In a poll of experts at the Global Catastrophic Risk Conference in Oxford (17‐20 July 2008), the Future of Humanity Institute estimated the probability of complete human extinction by nuclear weapons at 1% within the century, the probability of 1 billion dead at 10% and the probability of 1 million dead at 30%.[19] These results reflect the median opinions of a group of experts, rather than a probabilistic model; the actual values may be much lower or higher.

Scientists have argued that even a small-scale nuclear war between two countries could have devastating global consequences and such local conflicts are more likely than full-scale nuclear war.[6][20][21][22]

In his book Reasons and Persons, philosopher Derek Parfit posed the following question:[23]
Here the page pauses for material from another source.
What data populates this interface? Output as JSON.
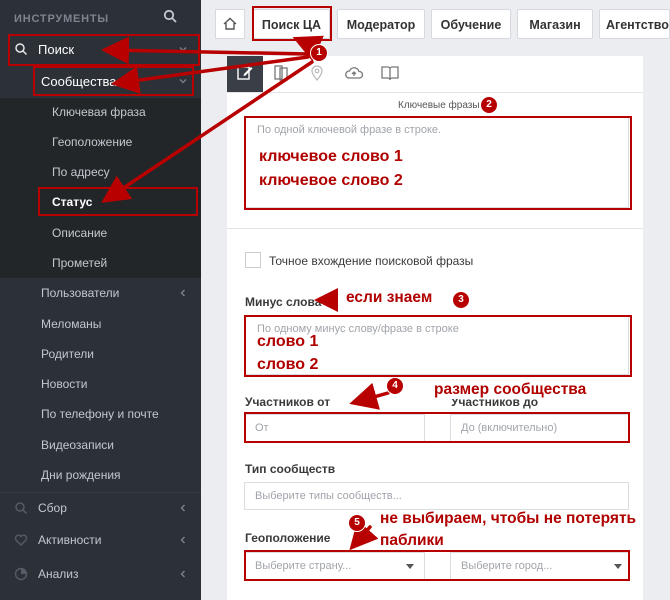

Compare three outcomes:

  1. Peace.
  2. A nuclear war that kills 99% of the world’s existing population.
  3. A nuclear war that kills 100%.

(2) would be worse than (1), and (3) would be worse than (2). Which is the greater of these two differences?

He continues that "Most people believe that the greater difference is between (1) and (2). I believe that the difference between (2) and (3) is very much greater." Thus, he argues, even if it would be bad if massive numbers of humans died, human extinction would itself be much worse because it prevents the existence of al

Compare three outcomes:

  1. Peace

    (2) would be worse than (1), and (3) would be worse than (2). Which is the greater of these two differences?

He continues that "Most people believe that the greater difference is between (1) and (2). I believe that the difference be

He continues that "Most people believe that the greater difference is between (1) and (2). I believe that the difference between (2) and (3) is very much greater." Thus, he argues, even if it would be bad if massive numbers of humans died, human extinction would itself be much worse because it prevents the existence of all future generations. And given the magnitude of the calamity were the human race to become extinct, Nick Bostrom argues that there is an overwhelming moral imperative to reduce even small risks of human extinction.[24]

Many scholars have posited that a global thermonuclear war with Cold War-era stockpiles, or even with the current smaller stockpiles, may lead to human extinction. This position was bolstered when nuclear winter was first conceptualized and modelled in 1983. However, models from the past decade consider total extinction very unlikely, and suggest parts of the world would remain habitable.[25] Technically the risk may not be zero, as the climatic effects of nuclear war are uncertain and could theoretically be larger than current models suggest, just as they could theoretically be smaller than current models suggest. There could also be indirect risks, such as a societal collapse following nuclear war that can make humanity much more vulnerable to other existential threats.[26]

A related area of inquiry is: if a future nuclear arms race someday leads to larger stockpiles or more dangerous nuclear weapons than existed at the height of the Cold War, at what point could war with such weapons result in human extinction?[26] Physicist Leo Szilard warned in the 1950s that a deliberate "doomsday device" could be constructed by surrounding powerful hydrogen bombs with a massive amount of cobalt. Cobalt has a half-life of five years, and its global fallout might, some physicists have posited, be able to clear out all human life via lethal radiation intensity. The main motivation for building a cobalt bomb in this scenario is its reduced expense compared with the arsenals possessed by superpowers; such a doomsday device does not need to be launched before detonation and thus does not require expensive missile delivery systems, and the hydrogen bombs do not need to be miniaturized for delivery via missile. The system for triggering it might have to be completely automated, in order for the deterrent to be effective. A modern twist might be to also lace the bombs with aerosols designed to exacerbate nuclear winter. A major caveat is that nuclear fallout transfer between the northern and southern hemispheres is expected to be small; unless a bomb detonates in each hemisphere, the effect of a bomb detonated in one hemisphere on the other is diminished.[27]

Effects of nuclear war